(GIVEN DATA):
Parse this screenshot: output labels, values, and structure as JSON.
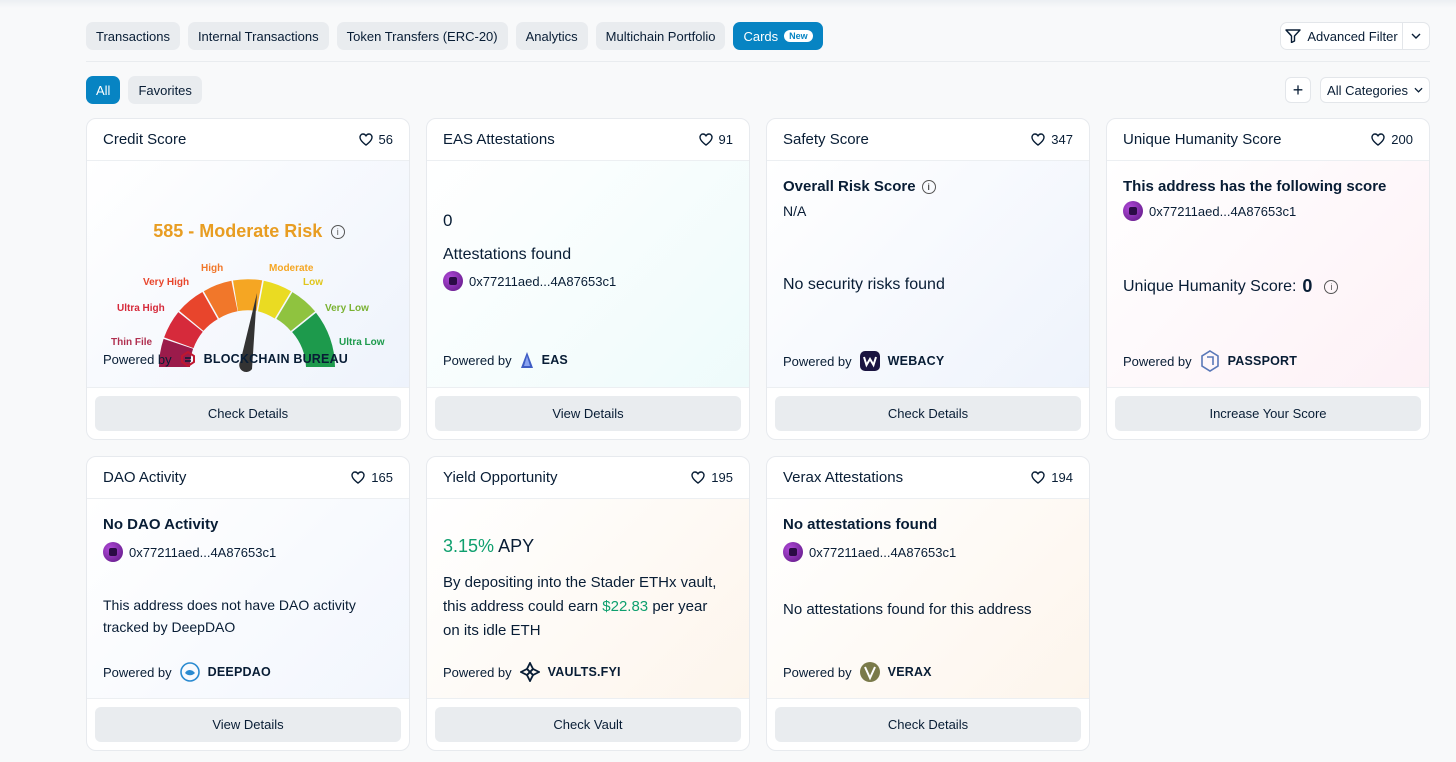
{
  "tabs": [
    "Transactions",
    "Internal Transactions",
    "Token Transfers (ERC-20)",
    "Analytics",
    "Multichain Portfolio",
    "Cards"
  ],
  "tab_badge": "New",
  "advanced_filter": "Advanced Filter",
  "filters": {
    "all": "All",
    "favorites": "Favorites",
    "plus": "+",
    "categories": "All Categories"
  },
  "powered_by": "Powered by",
  "address": "0x77211aed...4A87653c1",
  "colors": {
    "primary": "#0784c3",
    "orange": "#e89d22",
    "green": "#0e9f6e"
  },
  "cards": {
    "credit": {
      "title": "Credit Score",
      "likes": "56",
      "score": "585 - Moderate Risk",
      "gauge_labels": [
        "Thin File",
        "Ultra High",
        "Very High",
        "High",
        "Moderate",
        "Low",
        "Very Low",
        "Ultra Low"
      ],
      "brand": "BLOCKCHAIN BUREAU",
      "button": "Check Details"
    },
    "eas": {
      "title": "EAS Attestations",
      "likes": "91",
      "count": "0",
      "label": "Attestations found",
      "brand": "EAS",
      "button": "View Details"
    },
    "safety": {
      "title": "Safety Score",
      "likes": "347",
      "heading": "Overall Risk Score",
      "value": "N/A",
      "message": "No security risks found",
      "brand": "WEBACY",
      "button": "Check Details"
    },
    "humanity": {
      "title": "Unique Humanity Score",
      "likes": "200",
      "heading": "This address has the following score",
      "score_label": "Unique Humanity Score:",
      "score_value": "0",
      "brand": "PASSPORT",
      "button": "Increase Your Score"
    },
    "dao": {
      "title": "DAO Activity",
      "likes": "165",
      "heading": "No DAO Activity",
      "message_line1": "This address does not have DAO activity",
      "message_line2": "tracked by DeepDAO",
      "brand": "DEEPDAO",
      "button": "View Details"
    },
    "yield": {
      "title": "Yield Opportunity",
      "likes": "195",
      "apy_value": "3.15%",
      "apy_label": "APY",
      "line1": "By depositing into the Stader ETHx vault,",
      "line2_pre": "this address could earn",
      "amount": "$22.83",
      "line2_post": "per year",
      "line3": "on its idle ETH",
      "brand": "VAULTS.FYI",
      "button": "Check Vault"
    },
    "verax": {
      "title": "Verax Attestations",
      "likes": "194",
      "heading": "No attestations found",
      "message": "No attestations found for this address",
      "brand": "VERAX",
      "button": "Check Details"
    }
  }
}
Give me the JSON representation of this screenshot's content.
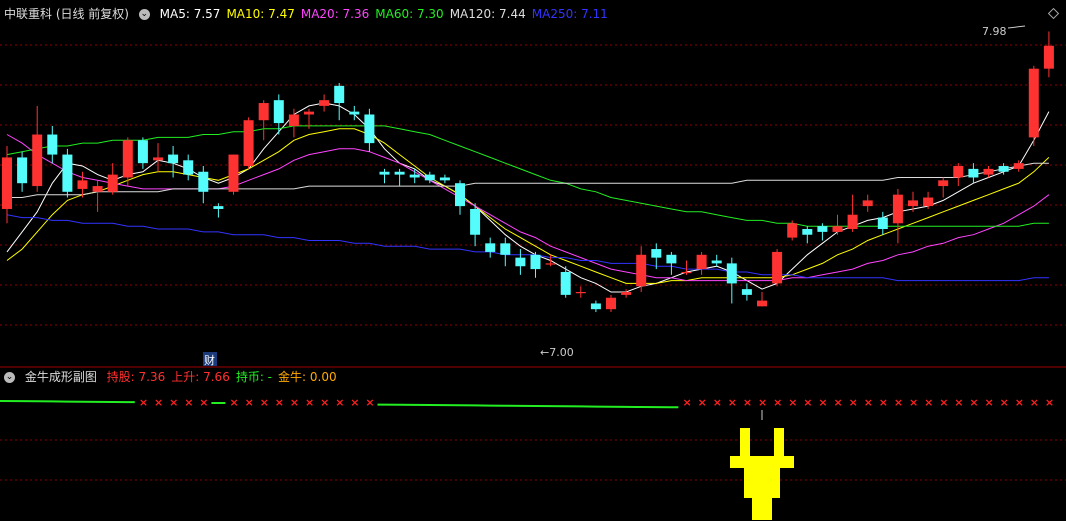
{
  "header": {
    "stock_title": "中联重科 (日线 前复权)",
    "ma_items": [
      {
        "label": "MA5: 7.57",
        "color": "#ffffff"
      },
      {
        "label": "MA10: 7.47",
        "color": "#ffff00"
      },
      {
        "label": "MA20: 7.36",
        "color": "#ff44ff"
      },
      {
        "label": "MA60: 7.30",
        "color": "#22ee22"
      },
      {
        "label": "MA120: 7.44",
        "color": "#dddddd"
      },
      {
        "label": "MA250: 7.11",
        "color": "#3333ff"
      }
    ]
  },
  "sub_header": {
    "indicator_title": "金牛成形副图",
    "items": [
      {
        "label": "持股: 7.36",
        "color": "#ff3030"
      },
      {
        "label": "上升: 7.66",
        "color": "#ff3030"
      },
      {
        "label": "持币: -",
        "color": "#22ee22"
      },
      {
        "label": "金牛: 0.00",
        "color": "#ffaa00"
      }
    ]
  },
  "annotations": {
    "high_label": "7.98",
    "low_label": "7.00",
    "cai_badge": "财"
  },
  "colors": {
    "up": "#ff3232",
    "down": "#54fcfc",
    "grid": "#8b0000",
    "hold": "#ff2020",
    "wait": "#22ee22",
    "bull": "#ffff00"
  },
  "chart_data": {
    "type": "candlestick",
    "ylim": [
      6.85,
      8.02
    ],
    "candles": [
      [
        7.36,
        7.54,
        7.31,
        7.58
      ],
      [
        7.54,
        7.45,
        7.42,
        7.56
      ],
      [
        7.44,
        7.62,
        7.42,
        7.72
      ],
      [
        7.62,
        7.55,
        7.52,
        7.65
      ],
      [
        7.55,
        7.42,
        7.4,
        7.57
      ],
      [
        7.43,
        7.46,
        7.4,
        7.49
      ],
      [
        7.42,
        7.44,
        7.35,
        7.46
      ],
      [
        7.42,
        7.48,
        7.41,
        7.52
      ],
      [
        7.47,
        7.6,
        7.44,
        7.61
      ],
      [
        7.6,
        7.52,
        7.5,
        7.61
      ],
      [
        7.53,
        7.54,
        7.49,
        7.59
      ],
      [
        7.55,
        7.52,
        7.47,
        7.58
      ],
      [
        7.53,
        7.48,
        7.46,
        7.55
      ],
      [
        7.49,
        7.42,
        7.38,
        7.51
      ],
      [
        7.37,
        7.36,
        7.33,
        7.38
      ],
      [
        7.42,
        7.55,
        7.41,
        7.55
      ],
      [
        7.51,
        7.67,
        7.5,
        7.68
      ],
      [
        7.67,
        7.73,
        7.6,
        7.74
      ],
      [
        7.74,
        7.66,
        7.62,
        7.76
      ],
      [
        7.65,
        7.69,
        7.61,
        7.71
      ],
      [
        7.69,
        7.7,
        7.64,
        7.71
      ],
      [
        7.72,
        7.74,
        7.7,
        7.76
      ],
      [
        7.79,
        7.73,
        7.67,
        7.8
      ],
      [
        7.7,
        7.69,
        7.67,
        7.72
      ],
      [
        7.69,
        7.59,
        7.56,
        7.71
      ],
      [
        7.49,
        7.48,
        7.45,
        7.5
      ],
      [
        7.49,
        7.48,
        7.44,
        7.5
      ],
      [
        7.48,
        7.47,
        7.45,
        7.5
      ],
      [
        7.48,
        7.46,
        7.45,
        7.49
      ],
      [
        7.47,
        7.46,
        7.45,
        7.48
      ],
      [
        7.45,
        7.37,
        7.34,
        7.46
      ],
      [
        7.36,
        7.27,
        7.23,
        7.38
      ],
      [
        7.24,
        7.21,
        7.19,
        7.26
      ],
      [
        7.24,
        7.2,
        7.16,
        7.26
      ],
      [
        7.19,
        7.16,
        7.13,
        7.22
      ],
      [
        7.2,
        7.15,
        7.12,
        7.21
      ],
      [
        7.17,
        7.17,
        7.16,
        7.2
      ],
      [
        7.14,
        7.06,
        7.05,
        7.16
      ],
      [
        7.07,
        7.07,
        7.05,
        7.09
      ],
      [
        7.03,
        7.01,
        7.0,
        7.04
      ],
      [
        7.01,
        7.05,
        7.0,
        7.06
      ],
      [
        7.06,
        7.07,
        7.05,
        7.08
      ],
      [
        7.09,
        7.2,
        7.07,
        7.23
      ],
      [
        7.22,
        7.19,
        7.15,
        7.24
      ],
      [
        7.2,
        7.17,
        7.13,
        7.21
      ],
      [
        7.14,
        7.14,
        7.13,
        7.18
      ],
      [
        7.15,
        7.2,
        7.13,
        7.21
      ],
      [
        7.18,
        7.17,
        7.16,
        7.2
      ],
      [
        7.17,
        7.1,
        7.03,
        7.19
      ],
      [
        7.08,
        7.06,
        7.04,
        7.1
      ],
      [
        7.02,
        7.04,
        7.02,
        7.07
      ],
      [
        7.1,
        7.21,
        7.09,
        7.22
      ],
      [
        7.26,
        7.31,
        7.25,
        7.32
      ],
      [
        7.29,
        7.27,
        7.24,
        7.3
      ],
      [
        7.3,
        7.28,
        7.25,
        7.31
      ],
      [
        7.28,
        7.3,
        7.27,
        7.34
      ],
      [
        7.29,
        7.34,
        7.28,
        7.41
      ],
      [
        7.37,
        7.39,
        7.35,
        7.41
      ],
      [
        7.33,
        7.29,
        7.27,
        7.35
      ],
      [
        7.31,
        7.41,
        7.24,
        7.43
      ],
      [
        7.37,
        7.39,
        7.35,
        7.42
      ],
      [
        7.37,
        7.4,
        7.36,
        7.42
      ],
      [
        7.44,
        7.46,
        7.4,
        7.47
      ],
      [
        7.47,
        7.51,
        7.44,
        7.52
      ],
      [
        7.5,
        7.47,
        7.45,
        7.52
      ],
      [
        7.48,
        7.5,
        7.47,
        7.51
      ],
      [
        7.51,
        7.49,
        7.48,
        7.52
      ],
      [
        7.5,
        7.52,
        7.49,
        7.53
      ],
      [
        7.61,
        7.85,
        7.58,
        7.86
      ],
      [
        7.85,
        7.93,
        7.82,
        7.98
      ]
    ],
    "series": [
      {
        "name": "MA5",
        "color": "#ffffff",
        "values": [
          7.21,
          7.28,
          7.35,
          7.45,
          7.52,
          7.51,
          7.48,
          7.46,
          7.48,
          7.49,
          7.53,
          7.52,
          7.5,
          7.47,
          7.45,
          7.47,
          7.5,
          7.57,
          7.63,
          7.69,
          7.72,
          7.73,
          7.72,
          7.69,
          7.64,
          7.57,
          7.52,
          7.5,
          7.46,
          7.44,
          7.41,
          7.37,
          7.32,
          7.27,
          7.23,
          7.2,
          7.18,
          7.15,
          7.12,
          7.1,
          7.07,
          7.07,
          7.09,
          7.1,
          7.12,
          7.14,
          7.15,
          7.16,
          7.14,
          7.11,
          7.08,
          7.1,
          7.15,
          7.2,
          7.24,
          7.28,
          7.3,
          7.32,
          7.33,
          7.35,
          7.36,
          7.37,
          7.39,
          7.42,
          7.45,
          7.47,
          7.49,
          7.51,
          7.6,
          7.7
        ]
      },
      {
        "name": "MA10",
        "color": "#ffff00",
        "values": [
          7.18,
          7.22,
          7.28,
          7.34,
          7.39,
          7.41,
          7.42,
          7.44,
          7.46,
          7.48,
          7.49,
          7.49,
          7.48,
          7.47,
          7.46,
          7.48,
          7.5,
          7.53,
          7.56,
          7.6,
          7.62,
          7.63,
          7.64,
          7.64,
          7.62,
          7.59,
          7.55,
          7.51,
          7.47,
          7.44,
          7.41,
          7.37,
          7.33,
          7.29,
          7.26,
          7.23,
          7.2,
          7.18,
          7.16,
          7.14,
          7.12,
          7.1,
          7.1,
          7.1,
          7.11,
          7.11,
          7.12,
          7.12,
          7.12,
          7.12,
          7.12,
          7.12,
          7.13,
          7.15,
          7.17,
          7.2,
          7.22,
          7.25,
          7.27,
          7.29,
          7.31,
          7.33,
          7.35,
          7.37,
          7.39,
          7.41,
          7.43,
          7.45,
          7.49,
          7.54
        ]
      },
      {
        "name": "MA20",
        "color": "#ff44ff",
        "values": [
          7.62,
          7.59,
          7.55,
          7.52,
          7.49,
          7.47,
          7.46,
          7.45,
          7.44,
          7.43,
          7.43,
          7.43,
          7.43,
          7.43,
          7.43,
          7.44,
          7.46,
          7.48,
          7.5,
          7.53,
          7.55,
          7.56,
          7.57,
          7.57,
          7.56,
          7.54,
          7.52,
          7.49,
          7.46,
          7.43,
          7.4,
          7.37,
          7.34,
          7.31,
          7.28,
          7.26,
          7.23,
          7.21,
          7.19,
          7.17,
          7.15,
          7.14,
          7.13,
          7.12,
          7.12,
          7.11,
          7.11,
          7.11,
          7.11,
          7.11,
          7.11,
          7.11,
          7.12,
          7.12,
          7.13,
          7.14,
          7.15,
          7.17,
          7.18,
          7.2,
          7.21,
          7.23,
          7.24,
          7.26,
          7.27,
          7.29,
          7.31,
          7.34,
          7.37,
          7.41
        ]
      },
      {
        "name": "MA60",
        "color": "#22ee22",
        "values": [
          7.55,
          7.56,
          7.57,
          7.58,
          7.58,
          7.59,
          7.59,
          7.6,
          7.6,
          7.6,
          7.61,
          7.61,
          7.61,
          7.62,
          7.62,
          7.63,
          7.63,
          7.64,
          7.64,
          7.65,
          7.65,
          7.65,
          7.65,
          7.65,
          7.65,
          7.65,
          7.64,
          7.63,
          7.62,
          7.6,
          7.58,
          7.56,
          7.54,
          7.52,
          7.5,
          7.48,
          7.46,
          7.45,
          7.43,
          7.42,
          7.4,
          7.39,
          7.38,
          7.37,
          7.36,
          7.35,
          7.35,
          7.34,
          7.33,
          7.32,
          7.32,
          7.31,
          7.31,
          7.3,
          7.3,
          7.3,
          7.3,
          7.3,
          7.3,
          7.3,
          7.3,
          7.3,
          7.3,
          7.3,
          7.3,
          7.3,
          7.3,
          7.3,
          7.31,
          7.31
        ]
      },
      {
        "name": "MA120",
        "color": "#dddddd",
        "values": [
          7.4,
          7.4,
          7.41,
          7.41,
          7.41,
          7.41,
          7.42,
          7.42,
          7.42,
          7.42,
          7.42,
          7.43,
          7.43,
          7.43,
          7.43,
          7.43,
          7.43,
          7.43,
          7.43,
          7.43,
          7.44,
          7.44,
          7.44,
          7.44,
          7.44,
          7.44,
          7.44,
          7.44,
          7.44,
          7.44,
          7.44,
          7.45,
          7.45,
          7.45,
          7.45,
          7.45,
          7.45,
          7.45,
          7.45,
          7.45,
          7.45,
          7.45,
          7.45,
          7.45,
          7.45,
          7.45,
          7.45,
          7.45,
          7.45,
          7.46,
          7.46,
          7.46,
          7.46,
          7.46,
          7.46,
          7.46,
          7.46,
          7.46,
          7.46,
          7.47,
          7.47,
          7.47,
          7.47,
          7.47,
          7.48,
          7.49,
          7.5,
          7.51,
          7.52,
          7.52
        ]
      },
      {
        "name": "MA250",
        "color": "#3333ff",
        "values": [
          7.34,
          7.33,
          7.33,
          7.32,
          7.32,
          7.31,
          7.31,
          7.31,
          7.3,
          7.3,
          7.29,
          7.29,
          7.29,
          7.28,
          7.28,
          7.27,
          7.27,
          7.27,
          7.26,
          7.26,
          7.25,
          7.25,
          7.25,
          7.24,
          7.24,
          7.23,
          7.23,
          7.23,
          7.22,
          7.22,
          7.22,
          7.21,
          7.21,
          7.2,
          7.2,
          7.2,
          7.19,
          7.19,
          7.18,
          7.18,
          7.17,
          7.17,
          7.17,
          7.16,
          7.16,
          7.15,
          7.15,
          7.15,
          7.14,
          7.14,
          7.13,
          7.13,
          7.13,
          7.12,
          7.12,
          7.12,
          7.12,
          7.12,
          7.12,
          7.11,
          7.11,
          7.11,
          7.11,
          7.11,
          7.11,
          7.11,
          7.11,
          7.11,
          7.12,
          7.12
        ]
      }
    ],
    "indicator": {
      "state": [
        "wait",
        "wait",
        "wait",
        "wait",
        "wait",
        "wait",
        "wait",
        "wait",
        "wait",
        "hold",
        "hold",
        "hold",
        "hold",
        "hold",
        "wait",
        "hold",
        "hold",
        "hold",
        "hold",
        "hold",
        "hold",
        "hold",
        "hold",
        "hold",
        "hold",
        "wait",
        "wait",
        "wait",
        "wait",
        "wait",
        "wait",
        "wait",
        "wait",
        "wait",
        "wait",
        "wait",
        "wait",
        "wait",
        "wait",
        "wait",
        "wait",
        "wait",
        "wait",
        "wait",
        "wait",
        "hold",
        "hold",
        "hold",
        "hold",
        "hold",
        "hold",
        "hold",
        "hold",
        "hold",
        "hold",
        "hold",
        "hold",
        "hold",
        "hold",
        "hold",
        "hold",
        "hold",
        "hold",
        "hold",
        "hold",
        "hold",
        "hold",
        "hold",
        "hold",
        "hold"
      ],
      "bull_signal_index": 50
    }
  }
}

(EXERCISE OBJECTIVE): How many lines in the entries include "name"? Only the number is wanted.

(FINAL ANSWER): 6